----- Records for processing

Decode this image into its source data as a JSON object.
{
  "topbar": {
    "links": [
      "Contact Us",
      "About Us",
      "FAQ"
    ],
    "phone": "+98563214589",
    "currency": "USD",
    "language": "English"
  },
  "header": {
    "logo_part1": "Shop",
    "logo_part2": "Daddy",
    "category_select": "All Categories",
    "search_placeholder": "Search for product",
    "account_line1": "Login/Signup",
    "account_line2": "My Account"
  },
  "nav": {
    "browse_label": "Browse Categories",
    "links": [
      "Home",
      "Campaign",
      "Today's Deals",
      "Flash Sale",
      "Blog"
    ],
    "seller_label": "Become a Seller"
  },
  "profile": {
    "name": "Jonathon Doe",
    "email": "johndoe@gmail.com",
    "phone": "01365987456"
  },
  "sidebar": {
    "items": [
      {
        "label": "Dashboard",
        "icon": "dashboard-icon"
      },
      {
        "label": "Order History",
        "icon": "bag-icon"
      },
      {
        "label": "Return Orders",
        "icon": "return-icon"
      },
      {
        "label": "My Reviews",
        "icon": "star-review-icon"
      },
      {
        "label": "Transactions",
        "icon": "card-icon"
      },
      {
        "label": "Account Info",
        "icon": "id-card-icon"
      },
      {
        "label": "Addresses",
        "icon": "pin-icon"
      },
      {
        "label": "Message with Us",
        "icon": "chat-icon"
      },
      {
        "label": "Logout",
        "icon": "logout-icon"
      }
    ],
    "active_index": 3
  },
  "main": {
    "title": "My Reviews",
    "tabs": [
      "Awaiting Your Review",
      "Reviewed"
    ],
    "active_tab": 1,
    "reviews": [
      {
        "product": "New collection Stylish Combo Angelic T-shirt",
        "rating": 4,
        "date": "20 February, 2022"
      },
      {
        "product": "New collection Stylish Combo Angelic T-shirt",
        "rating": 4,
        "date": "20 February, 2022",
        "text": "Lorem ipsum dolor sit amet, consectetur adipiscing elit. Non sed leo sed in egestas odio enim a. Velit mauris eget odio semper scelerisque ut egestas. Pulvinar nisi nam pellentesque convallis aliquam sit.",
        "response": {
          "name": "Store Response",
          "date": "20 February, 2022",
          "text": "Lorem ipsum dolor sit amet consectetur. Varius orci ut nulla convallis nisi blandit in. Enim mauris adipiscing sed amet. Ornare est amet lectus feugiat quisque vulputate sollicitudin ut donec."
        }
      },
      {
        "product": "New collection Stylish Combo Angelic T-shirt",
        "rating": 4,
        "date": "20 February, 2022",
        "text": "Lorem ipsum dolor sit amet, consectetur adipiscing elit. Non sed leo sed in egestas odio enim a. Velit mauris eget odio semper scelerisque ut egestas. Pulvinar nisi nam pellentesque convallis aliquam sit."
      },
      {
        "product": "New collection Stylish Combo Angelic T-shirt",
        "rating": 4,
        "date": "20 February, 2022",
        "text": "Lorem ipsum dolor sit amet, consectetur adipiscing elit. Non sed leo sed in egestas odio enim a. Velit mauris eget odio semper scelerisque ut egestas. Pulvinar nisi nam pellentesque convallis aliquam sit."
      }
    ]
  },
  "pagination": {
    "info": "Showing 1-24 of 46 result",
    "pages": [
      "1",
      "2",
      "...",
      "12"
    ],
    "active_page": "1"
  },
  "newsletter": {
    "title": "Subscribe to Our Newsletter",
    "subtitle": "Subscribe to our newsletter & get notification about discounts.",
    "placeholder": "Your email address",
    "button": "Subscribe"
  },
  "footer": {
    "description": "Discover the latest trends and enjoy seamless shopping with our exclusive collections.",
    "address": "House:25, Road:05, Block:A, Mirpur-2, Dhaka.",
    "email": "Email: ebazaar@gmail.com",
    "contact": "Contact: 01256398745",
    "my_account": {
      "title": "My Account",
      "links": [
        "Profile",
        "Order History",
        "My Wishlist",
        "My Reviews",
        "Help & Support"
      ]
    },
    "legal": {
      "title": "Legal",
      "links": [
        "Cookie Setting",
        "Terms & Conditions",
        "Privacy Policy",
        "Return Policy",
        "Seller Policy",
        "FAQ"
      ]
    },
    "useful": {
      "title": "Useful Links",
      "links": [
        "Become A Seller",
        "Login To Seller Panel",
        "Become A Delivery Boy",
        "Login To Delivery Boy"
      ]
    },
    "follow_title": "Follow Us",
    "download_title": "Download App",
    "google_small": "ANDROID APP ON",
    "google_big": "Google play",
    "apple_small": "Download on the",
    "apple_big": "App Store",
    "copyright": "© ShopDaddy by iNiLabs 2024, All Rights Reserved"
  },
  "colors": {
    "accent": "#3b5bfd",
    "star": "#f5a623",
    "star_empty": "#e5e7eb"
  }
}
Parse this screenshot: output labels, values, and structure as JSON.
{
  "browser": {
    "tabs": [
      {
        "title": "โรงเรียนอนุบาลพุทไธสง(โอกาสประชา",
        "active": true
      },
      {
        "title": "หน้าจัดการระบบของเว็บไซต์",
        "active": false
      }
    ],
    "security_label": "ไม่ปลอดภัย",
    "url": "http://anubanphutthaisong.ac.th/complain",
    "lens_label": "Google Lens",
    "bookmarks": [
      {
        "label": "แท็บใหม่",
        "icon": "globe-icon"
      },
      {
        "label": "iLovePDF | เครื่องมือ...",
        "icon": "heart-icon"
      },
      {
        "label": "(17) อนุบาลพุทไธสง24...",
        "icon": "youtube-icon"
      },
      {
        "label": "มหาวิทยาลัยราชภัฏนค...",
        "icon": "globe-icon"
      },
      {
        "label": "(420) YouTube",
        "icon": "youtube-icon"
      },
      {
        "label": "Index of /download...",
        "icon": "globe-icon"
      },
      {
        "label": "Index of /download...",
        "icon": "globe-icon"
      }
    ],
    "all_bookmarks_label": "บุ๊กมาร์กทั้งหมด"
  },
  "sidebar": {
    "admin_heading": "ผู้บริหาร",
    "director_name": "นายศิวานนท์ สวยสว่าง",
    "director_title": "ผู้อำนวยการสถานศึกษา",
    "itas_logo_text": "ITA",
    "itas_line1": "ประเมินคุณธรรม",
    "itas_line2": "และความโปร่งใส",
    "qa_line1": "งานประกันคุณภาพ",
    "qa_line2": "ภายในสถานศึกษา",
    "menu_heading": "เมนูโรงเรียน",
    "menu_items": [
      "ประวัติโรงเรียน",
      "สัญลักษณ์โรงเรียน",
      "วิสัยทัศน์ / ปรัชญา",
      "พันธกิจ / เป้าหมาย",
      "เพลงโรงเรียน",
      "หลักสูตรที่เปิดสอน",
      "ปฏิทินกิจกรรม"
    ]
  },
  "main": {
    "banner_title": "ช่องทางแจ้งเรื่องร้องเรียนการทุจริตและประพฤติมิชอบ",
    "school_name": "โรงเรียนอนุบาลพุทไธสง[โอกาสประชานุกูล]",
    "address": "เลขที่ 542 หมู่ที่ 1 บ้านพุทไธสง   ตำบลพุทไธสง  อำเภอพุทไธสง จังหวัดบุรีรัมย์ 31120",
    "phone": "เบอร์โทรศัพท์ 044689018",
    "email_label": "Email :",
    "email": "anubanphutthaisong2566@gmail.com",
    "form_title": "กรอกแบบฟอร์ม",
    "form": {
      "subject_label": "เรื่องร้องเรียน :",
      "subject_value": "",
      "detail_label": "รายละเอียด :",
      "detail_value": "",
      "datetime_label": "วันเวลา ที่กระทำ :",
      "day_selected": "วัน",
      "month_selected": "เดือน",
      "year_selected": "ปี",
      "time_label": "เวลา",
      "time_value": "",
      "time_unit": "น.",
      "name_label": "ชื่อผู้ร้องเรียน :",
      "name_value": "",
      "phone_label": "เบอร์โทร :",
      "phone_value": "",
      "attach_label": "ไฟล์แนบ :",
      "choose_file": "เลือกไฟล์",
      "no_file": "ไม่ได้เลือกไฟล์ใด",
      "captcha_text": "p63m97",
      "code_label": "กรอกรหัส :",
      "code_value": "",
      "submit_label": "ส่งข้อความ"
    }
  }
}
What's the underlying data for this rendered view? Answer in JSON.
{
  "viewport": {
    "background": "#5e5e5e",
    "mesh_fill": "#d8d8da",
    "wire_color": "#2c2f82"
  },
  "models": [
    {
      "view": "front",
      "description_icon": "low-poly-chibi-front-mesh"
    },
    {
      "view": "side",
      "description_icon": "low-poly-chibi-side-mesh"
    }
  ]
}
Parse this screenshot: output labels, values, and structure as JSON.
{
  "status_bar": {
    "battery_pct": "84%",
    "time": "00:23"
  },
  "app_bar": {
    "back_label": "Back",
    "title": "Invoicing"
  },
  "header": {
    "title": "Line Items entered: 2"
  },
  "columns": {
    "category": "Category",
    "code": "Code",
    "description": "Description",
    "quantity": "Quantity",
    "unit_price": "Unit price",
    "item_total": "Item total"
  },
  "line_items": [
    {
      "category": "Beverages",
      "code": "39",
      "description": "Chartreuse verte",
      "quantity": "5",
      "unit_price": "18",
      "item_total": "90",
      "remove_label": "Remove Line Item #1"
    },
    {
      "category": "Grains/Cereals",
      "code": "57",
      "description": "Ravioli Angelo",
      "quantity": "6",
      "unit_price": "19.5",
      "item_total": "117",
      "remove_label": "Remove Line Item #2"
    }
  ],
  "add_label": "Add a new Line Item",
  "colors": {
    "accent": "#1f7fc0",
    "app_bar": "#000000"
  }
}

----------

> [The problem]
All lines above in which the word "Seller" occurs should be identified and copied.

> [Written reply]
    "seller_label": "Become a Seller"
        "Seller Policy",
        "Become A Seller",
        "Login To Seller Panel",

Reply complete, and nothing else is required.